When the piano kicks of 'Welcome To The Real World', you'll have no question as to who's playing, but this is a tune which is only now seeing daylight, and we could only hope there's more lying in a notebook somewhere in Raymond's closet. This could be a long lost UFO/MSG classic without question. If this doesn't make you ache for the classic UFO lineup, you're out of your damned mind. A very, very good tune, and Raymond sings it brilliantly.
Raymond revisits his stay in Waysted with the power pop-ish 'All Belongs To You', a tune that wouldn't sound out of place on a Cheap Trick album. Chunky chord guitar rock with gobs of melody, this is a nostalgic look at a time that is chock full of great musical memories. Simmons plays loads of great lead guitar on this one.
Terry Reid. 'The Sky And You' is the first unheard Reid tune since I don't know when, but it's a great one. This actually brings tears of joy to my eyes, and if you know Terry Reid you'll know exactly why, and if you don't then I can't help you. This one is from a project that never grew legs, and that's a shame, as the combination of Raymond and Reid could only have been magic. Raymond's vocals are worthy, and that says a tremendous amount, especially given that Mr Reid was originally pegged by Page for Zeppelin, and then pegged by Blackmore for Deep Purple. One of rock's greatest singers and writers, new Reid music should be huge news.
'Never Trust A Stranger' may be Paul Raymond's best known composition, coming from MSG's second album. It's given a bit of a Rod & Faces treatment here, and it suits the tune quite well. It's nice to finally hear Raymond sing his own words - he's a great singer and you can hear his heart in every line.
Going back to 1978 and UFO's 'Obsession' album, 'Lookin' Out For No. 1' is another well known classic, and again Raymond recreates the song in a way that is familiar without aping his day job band's arrangement.
'Twice Nightly' busts out with a nicely jangling acoustic guitar and some sweet guitar harmonies before the rollicking piano rock kicks in, and this is right up The Faces' alley - some chunky rhythm guitar that would do Wood proud sets things up for the honky tonk piano, and swaggering vocals. This sounds like another lost closet classic, and Raymond's writing chops are on full display. Great barroom lyrics to boot, a dancer not ideally built for ballet.
The Lowell Fulson classic 'Reconsider Baby' gets the treatment in Brit blues manner, and it shows yet another side of Raymond's long career, this time via Stan Webb's Chicken Shack back in 1969. Those were the days my friends. A spirited revisitation, indeed.
Psychedelic pop? Sure - Raymond originally cut his teeth on jazz, then he moved on to the Beatles-esque Plastic Penny in 1968, and you'll hear clear echoes of McCartney, and some Jeff Lynne on 'Waiting', as well. I'd love a whole album of well crafted pop such as this - this sounds like what a young Andy Partridge may have cut his teeth on. This is glorious, beautiful, and a great trip into the distant past. Tasty, tasty, tasty.

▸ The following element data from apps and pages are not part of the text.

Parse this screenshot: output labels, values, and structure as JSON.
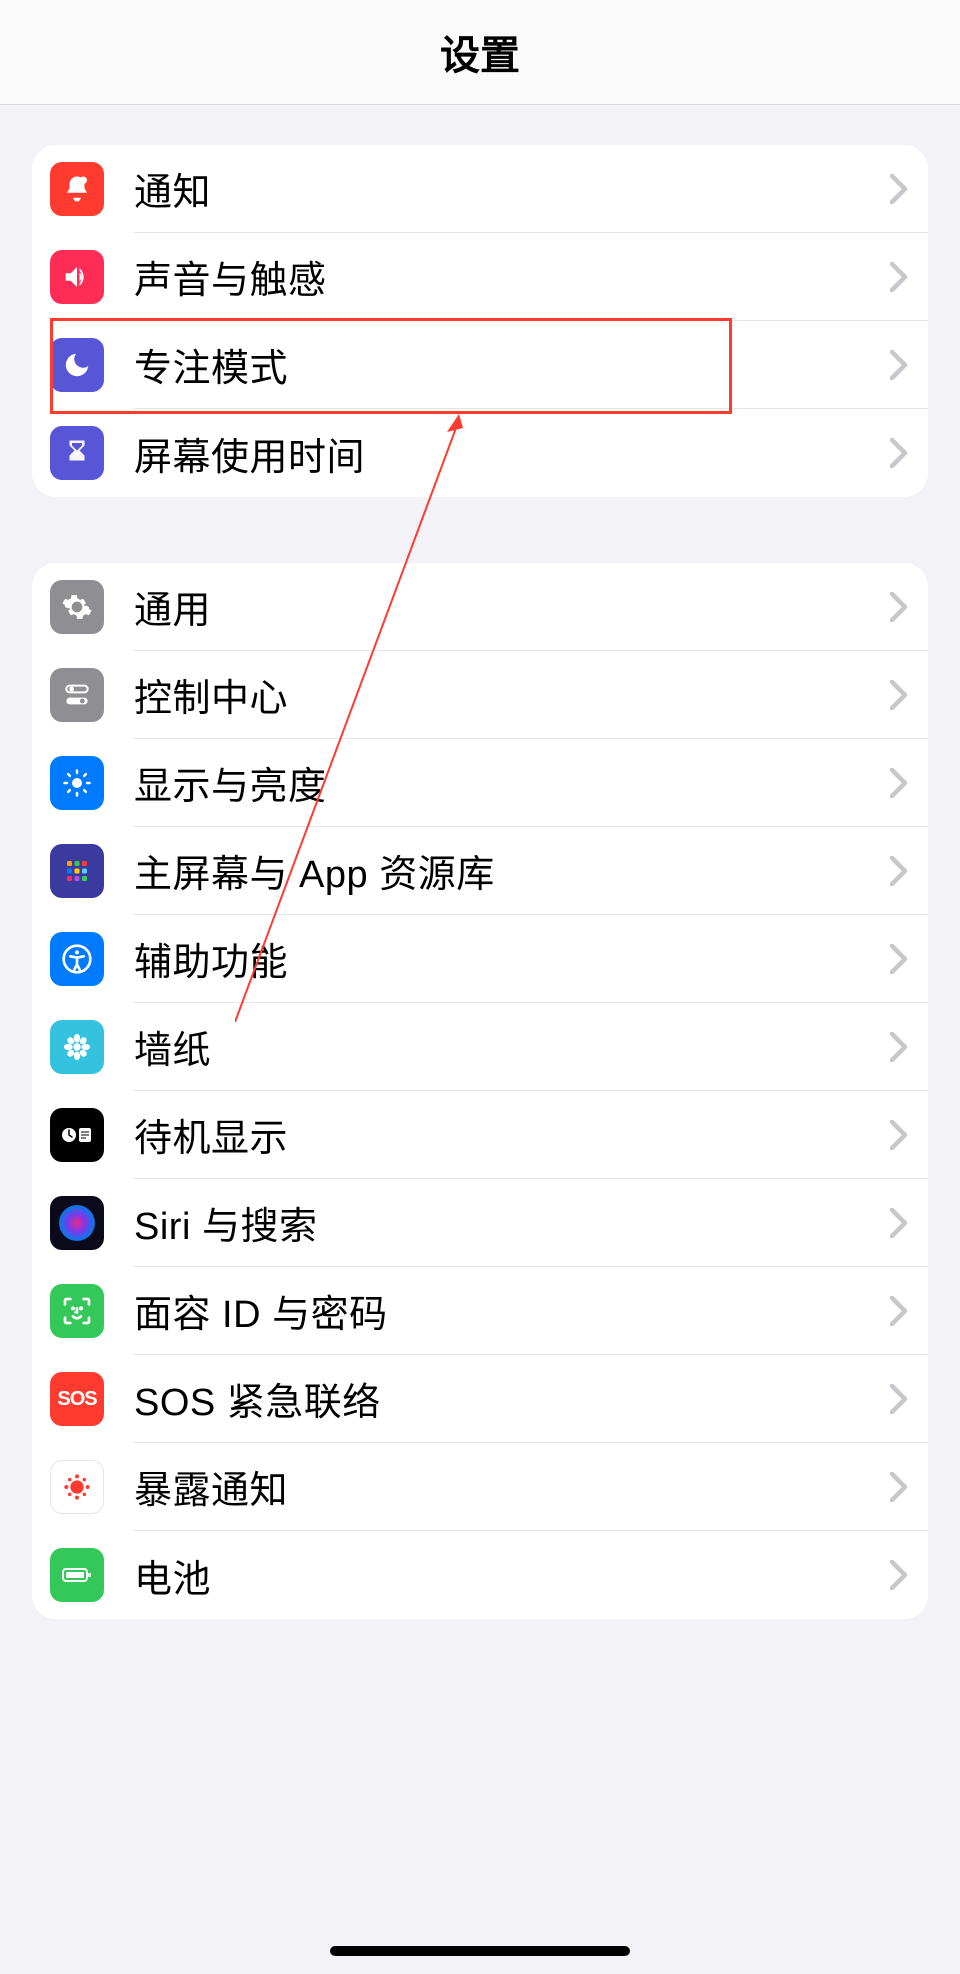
{
  "header": {
    "title": "设置"
  },
  "group1": {
    "items": [
      {
        "label": "通知",
        "icon_bg": "#ff3b30",
        "icon": "bell"
      },
      {
        "label": "声音与触感",
        "icon_bg": "#ff2d55",
        "icon": "speaker"
      },
      {
        "label": "专注模式",
        "icon_bg": "#5856d6",
        "icon": "moon"
      },
      {
        "label": "屏幕使用时间",
        "icon_bg": "#5856d6",
        "icon": "hourglass"
      }
    ]
  },
  "group2": {
    "items": [
      {
        "label": "通用",
        "icon_bg": "#8e8e93",
        "icon": "gear"
      },
      {
        "label": "控制中心",
        "icon_bg": "#8e8e93",
        "icon": "toggles"
      },
      {
        "label": "显示与亮度",
        "icon_bg": "#007aff",
        "icon": "sun"
      },
      {
        "label": "主屏幕与 App 资源库",
        "icon_bg": "#3a3a9f",
        "icon": "apps"
      },
      {
        "label": "辅助功能",
        "icon_bg": "#007aff",
        "icon": "accessibility"
      },
      {
        "label": "墙纸",
        "icon_bg": "#34c2de",
        "icon": "flower"
      },
      {
        "label": "待机显示",
        "icon_bg": "#000000",
        "icon": "standby"
      },
      {
        "label": "Siri 与搜索",
        "icon_bg": "siri",
        "icon": "siri"
      },
      {
        "label": "面容 ID 与密码",
        "icon_bg": "#34c759",
        "icon": "faceid"
      },
      {
        "label": "SOS 紧急联络",
        "icon_bg": "#ff3b30",
        "icon": "sos"
      },
      {
        "label": "暴露通知",
        "icon_bg": "#ffffff",
        "icon": "exposure"
      },
      {
        "label": "电池",
        "icon_bg": "#34c759",
        "icon": "battery"
      }
    ]
  },
  "annotation": {
    "highlighted_item": "专注模式"
  }
}
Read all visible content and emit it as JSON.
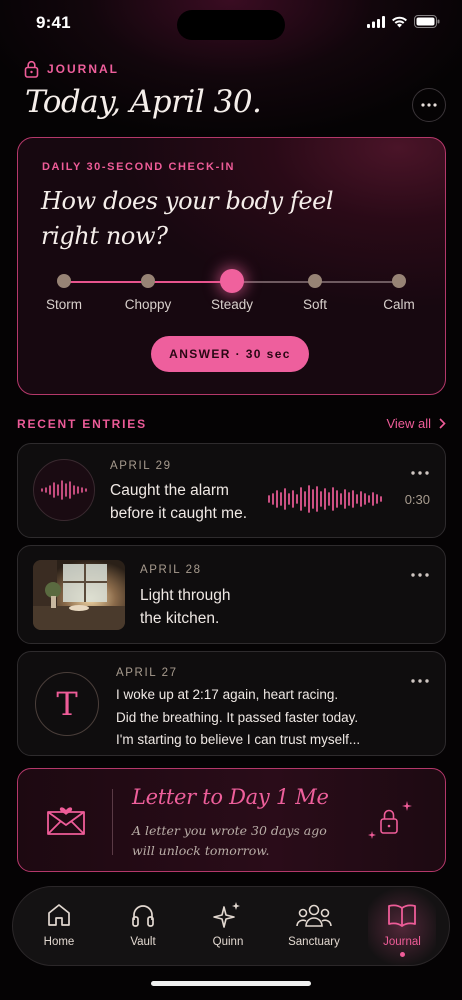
{
  "status": {
    "time": "9:41"
  },
  "header": {
    "section": "JOURNAL",
    "title": "Today, April 30."
  },
  "checkin": {
    "eyebrow": "DAILY 30-SECOND CHECK-IN",
    "question": "How does your body feel right now?",
    "options": [
      "Storm",
      "Choppy",
      "Steady",
      "Soft",
      "Calm"
    ],
    "selected": "Steady",
    "button": "ANSWER · 30 sec"
  },
  "recent": {
    "title": "RECENT ENTRIES",
    "view_all": "View all",
    "entries": [
      {
        "date": "APRIL 29",
        "text_line1": "Caught the alarm",
        "text_line2": "before it caught me.",
        "duration": "0:30"
      },
      {
        "date": "APRIL 28",
        "text_line1": "Light through",
        "text_line2": "the kitchen."
      },
      {
        "date": "APRIL 27",
        "initial": "T",
        "text_line1": "I woke up at 2:17 again, heart racing.",
        "text_line2": "Did the breathing. It passed faster today.",
        "text_line3": "I'm starting to believe I can trust myself..."
      }
    ]
  },
  "letter": {
    "title": "Letter to Day 1 Me",
    "sub_line1": "A letter you wrote 30 days ago",
    "sub_line2": "will unlock tomorrow."
  },
  "tabs": [
    {
      "label": "Home",
      "icon": "home-icon"
    },
    {
      "label": "Vault",
      "icon": "headphones-icon"
    },
    {
      "label": "Quinn",
      "icon": "sparkle-icon"
    },
    {
      "label": "Sanctuary",
      "icon": "people-icon"
    },
    {
      "label": "Journal",
      "icon": "book-icon",
      "active": true
    }
  ],
  "colors": {
    "accent": "#ee5c98",
    "background": "#050304"
  }
}
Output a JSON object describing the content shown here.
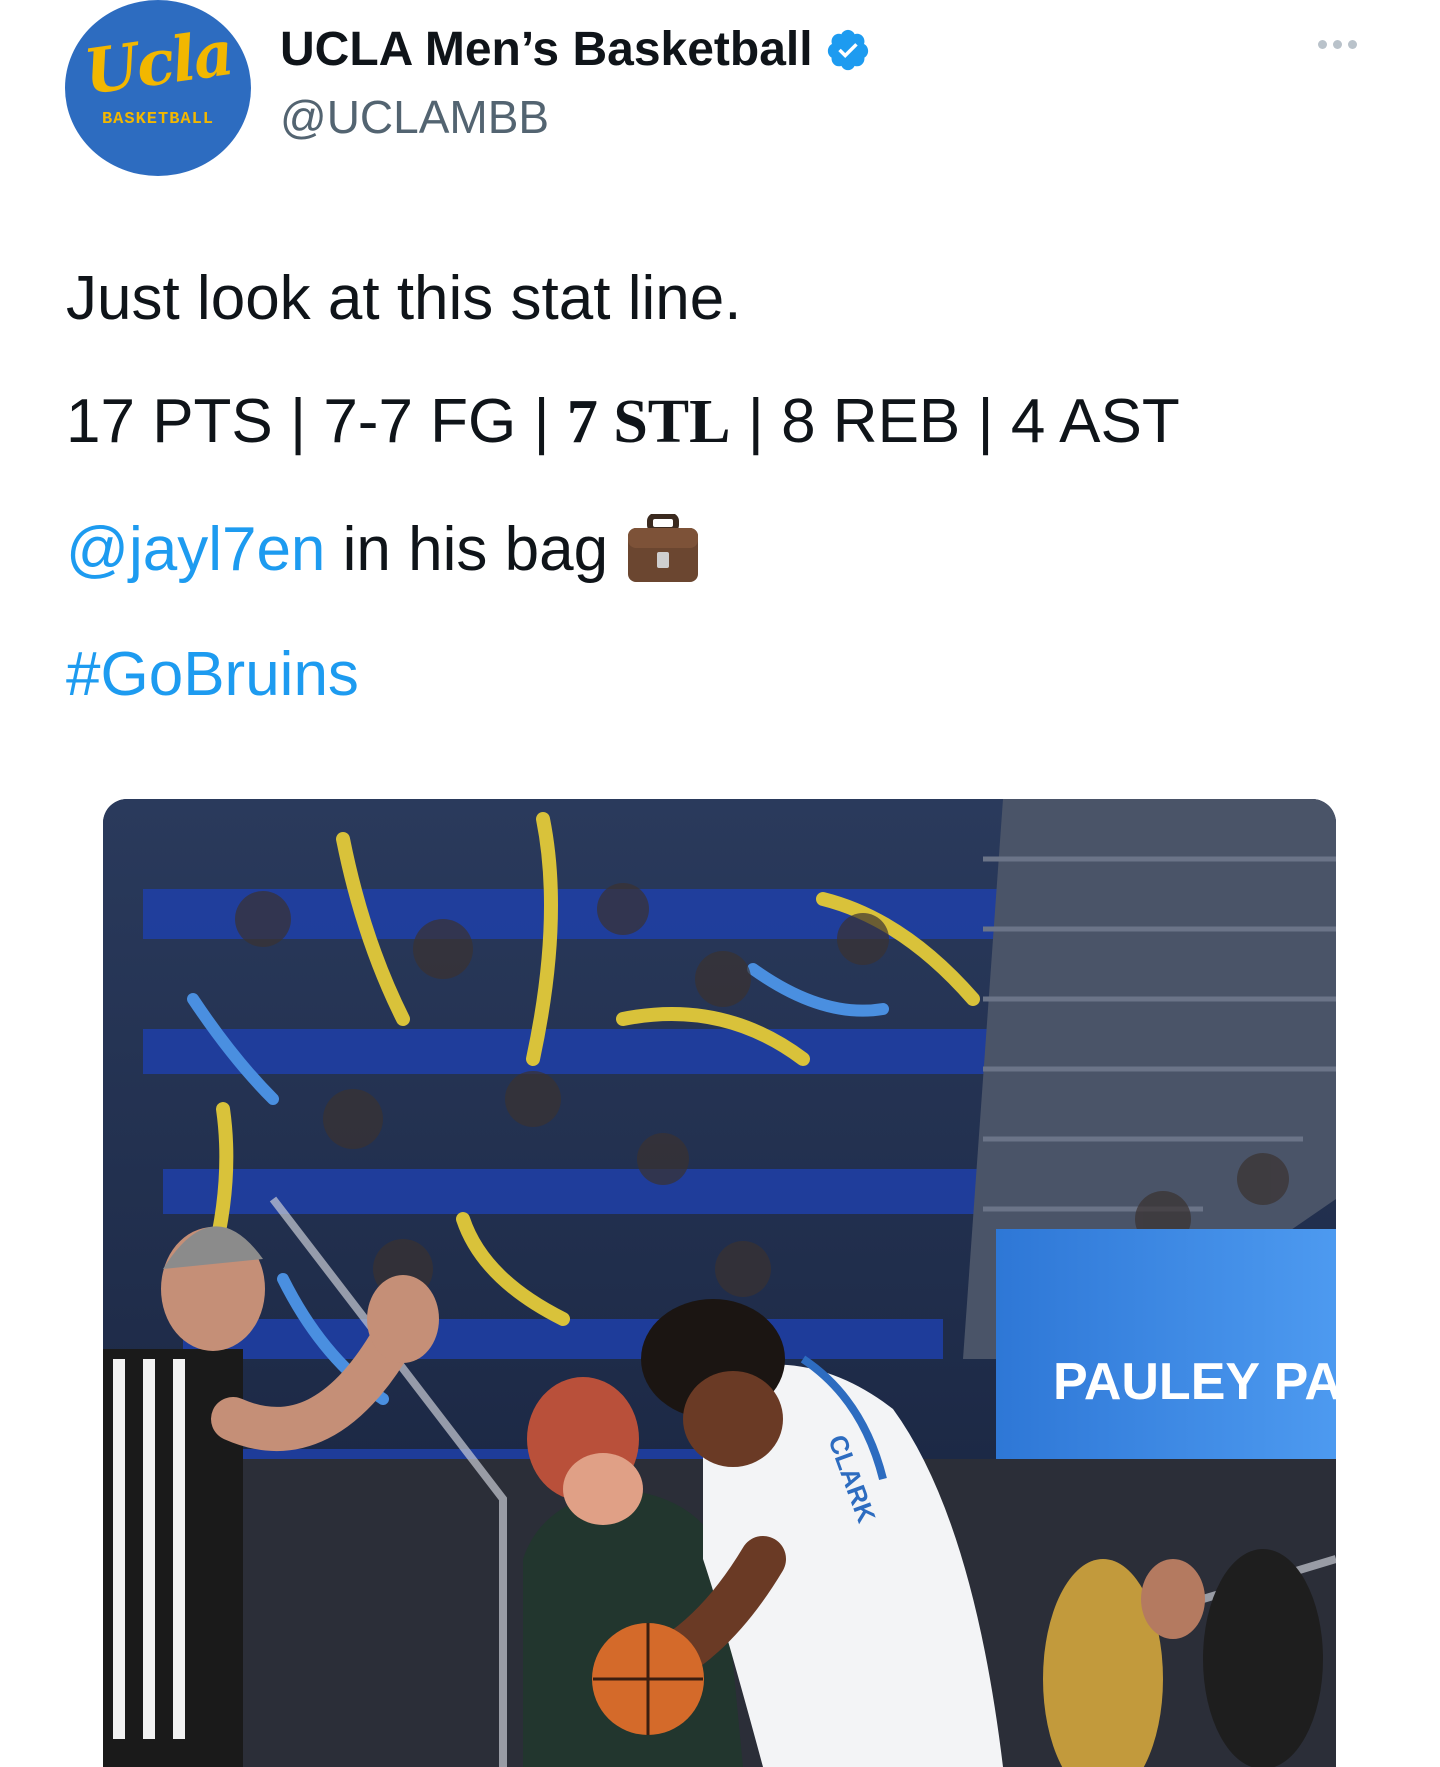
{
  "author": {
    "name": "UCLA Men’s Basketball",
    "handle": "@UCLAMBB",
    "avatar_word": "Ucla",
    "avatar_sub": "BASKETBALL",
    "verified": true
  },
  "tweet": {
    "line1": "Just look at this stat line.",
    "stats": {
      "pts": "17 PTS | 7-7 FG | ",
      "stl": "7 STL",
      "rest": " | 8 REB | 4 AST"
    },
    "mention": "@jayl7en",
    "mention_rest": " in his bag",
    "emoji": "briefcase-icon",
    "hashtag": "#GoBruins"
  },
  "media": {
    "jersey_name": "CLARK",
    "board_text": "PAULEY PA"
  },
  "colors": {
    "link": "#1d9bf0",
    "text": "#0f1419",
    "muted": "#536471",
    "ucla_blue": "#2d6cc0",
    "ucla_gold": "#f2b700"
  }
}
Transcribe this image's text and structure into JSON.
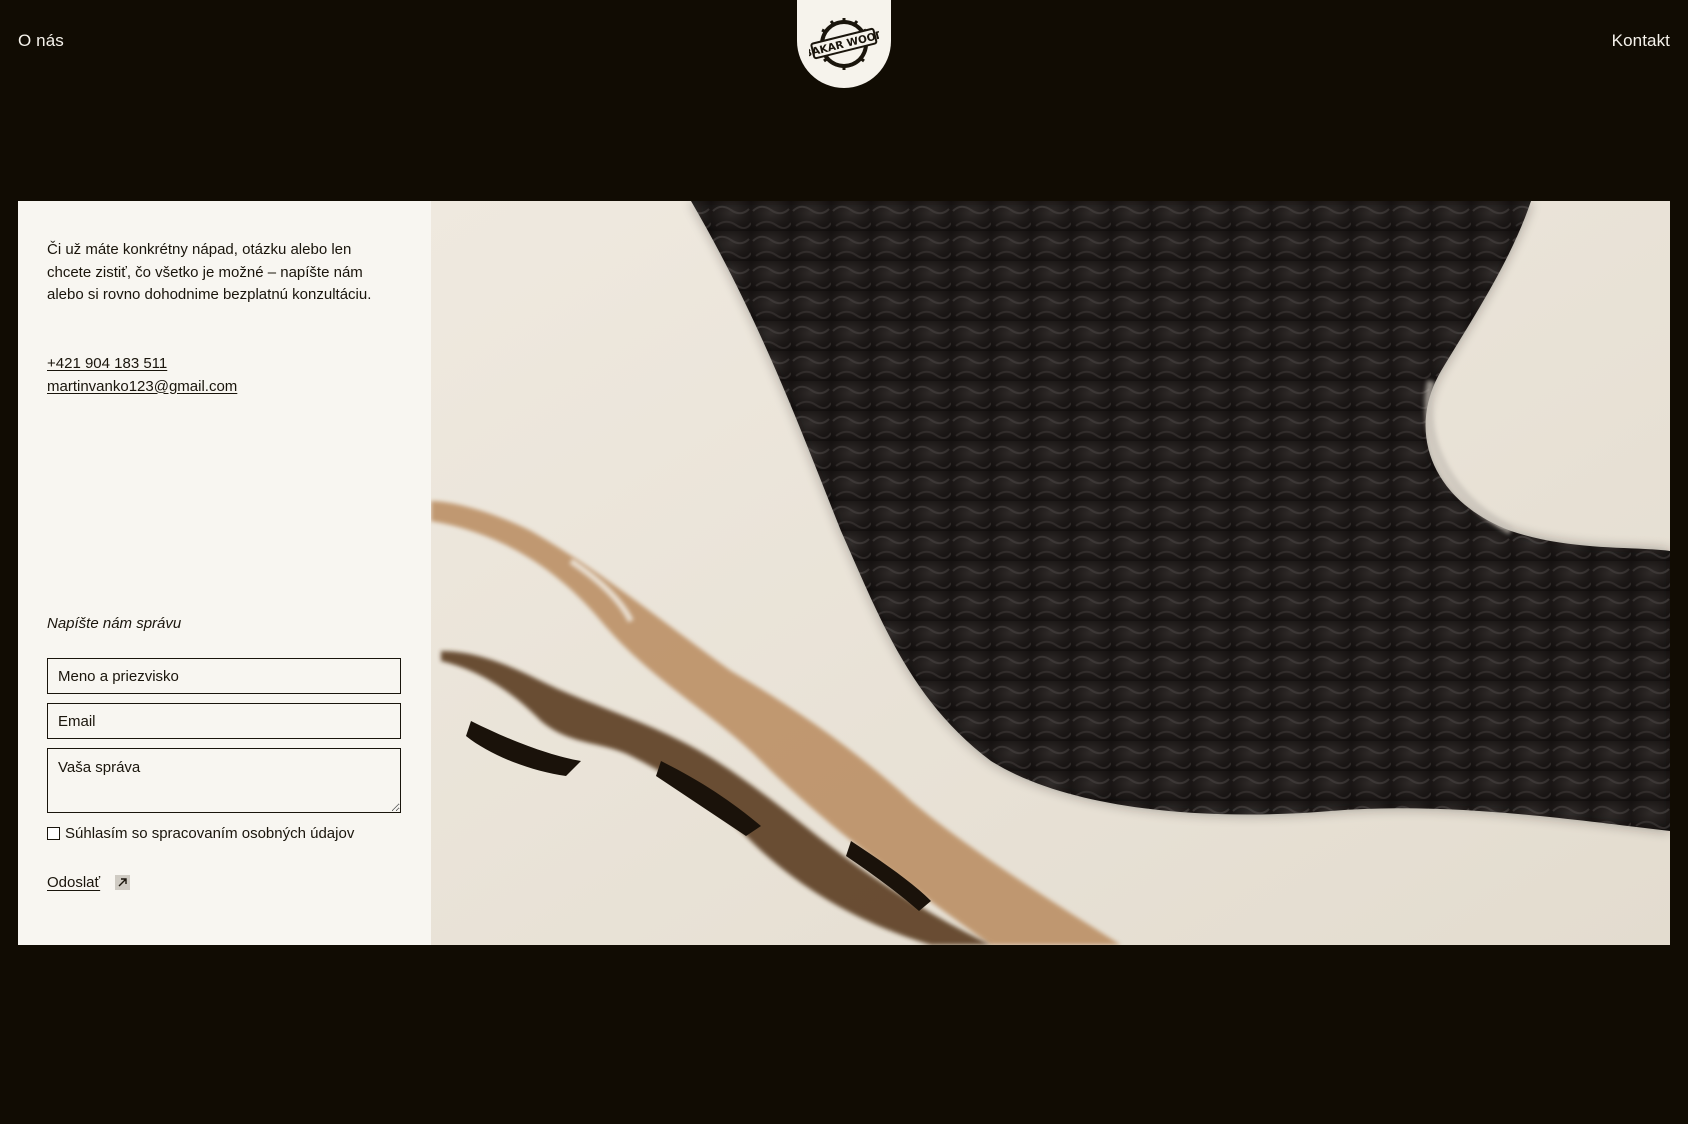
{
  "nav": {
    "about": "O nás",
    "contact": "Kontakt"
  },
  "logo": {
    "text": "BAKAR WOOD",
    "icon": "saw-blade-logo-icon"
  },
  "contact_section": {
    "intro": "Či už máte konkrétny nápad, otázku alebo len chcete zistiť, čo všetko je možné – napíšte nám alebo si rovno dohodnime bezplatnú konzultáciu.",
    "phone": "+421 904 183 511",
    "email": "martinvanko123@gmail.com"
  },
  "form": {
    "title": "Napíšte nám správu",
    "name_placeholder": "Meno a priezvisko",
    "email_placeholder": "Email",
    "message_placeholder": "Vaša správa",
    "consent_label": "Súhlasím so spracovaním osobných údajov",
    "submit_label": "Odoslať",
    "submit_icon": "arrow-up-right-icon"
  },
  "photo": {
    "subject": "epoxy-resin-wood-table-closeup"
  },
  "colors": {
    "background": "#110c03",
    "card": "#f8f6f1",
    "text_dark": "#1a150c",
    "text_light": "#f6f3ec"
  }
}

'Bye Bye Baby' is the hardest rocking number to be found hear, and you'd never know it was a Motown tune if you didn't know it - originally written and recorded by Mary Wells, this is a great cover as originally crafted by Tony Jackson and the Vibrations, Raymond's first experience in the British top 20 back in 1964, giving a beginning to Paul's fifty years in rock. This is a rocking arrangement that could have been written yesterday. Another great vocal from a guy who has spent his life supporting great singers.
Paul Raymond has certainly done himself proud on Rewind 50 - it can't always be easy to sing songs that have been sung by such great singers, and to somewhat reclaim his compositions as he looks back over fifty years of writing, singing, and playing, but he's done an admirable job to say the least. My only hope is thatches' nowhere near done, and that we have much more to look forward to in the future.